- _Work to be completed_
Where a line of the records holds the string "name", copy that line.

- _Material to process_

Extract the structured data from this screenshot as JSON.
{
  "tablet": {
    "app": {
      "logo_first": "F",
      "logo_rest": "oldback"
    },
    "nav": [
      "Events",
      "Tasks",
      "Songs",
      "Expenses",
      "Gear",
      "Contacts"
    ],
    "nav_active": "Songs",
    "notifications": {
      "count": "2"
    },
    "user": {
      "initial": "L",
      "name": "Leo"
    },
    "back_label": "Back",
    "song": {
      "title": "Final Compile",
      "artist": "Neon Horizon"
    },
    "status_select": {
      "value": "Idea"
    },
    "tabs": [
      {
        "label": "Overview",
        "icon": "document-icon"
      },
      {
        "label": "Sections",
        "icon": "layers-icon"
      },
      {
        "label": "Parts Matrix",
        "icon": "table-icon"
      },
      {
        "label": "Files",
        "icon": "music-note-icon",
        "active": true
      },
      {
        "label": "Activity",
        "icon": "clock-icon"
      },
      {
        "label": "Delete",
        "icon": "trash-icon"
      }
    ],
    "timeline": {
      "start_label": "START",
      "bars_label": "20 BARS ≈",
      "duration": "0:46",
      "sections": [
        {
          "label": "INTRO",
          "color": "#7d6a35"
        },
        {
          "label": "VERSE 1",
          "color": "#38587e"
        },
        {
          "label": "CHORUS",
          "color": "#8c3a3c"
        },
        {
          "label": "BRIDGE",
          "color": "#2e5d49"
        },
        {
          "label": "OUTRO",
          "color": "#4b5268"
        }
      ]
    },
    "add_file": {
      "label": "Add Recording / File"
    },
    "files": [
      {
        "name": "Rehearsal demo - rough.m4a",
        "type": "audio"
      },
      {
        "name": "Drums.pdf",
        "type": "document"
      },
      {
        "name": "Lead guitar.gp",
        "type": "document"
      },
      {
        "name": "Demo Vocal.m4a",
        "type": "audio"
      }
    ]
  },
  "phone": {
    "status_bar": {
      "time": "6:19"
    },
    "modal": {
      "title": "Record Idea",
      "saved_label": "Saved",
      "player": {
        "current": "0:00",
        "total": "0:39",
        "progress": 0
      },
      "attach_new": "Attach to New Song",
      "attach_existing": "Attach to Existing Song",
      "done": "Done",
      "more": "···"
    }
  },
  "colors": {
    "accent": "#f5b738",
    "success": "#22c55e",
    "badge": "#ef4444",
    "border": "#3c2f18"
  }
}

- _Your response_
      "name": "Leo"
        "name": "Rehearsal demo - rough.m4a",
        "name": "Drums.pdf",
        "name": "Lead guitar.gp",
        "name": "Demo Vocal.m4a",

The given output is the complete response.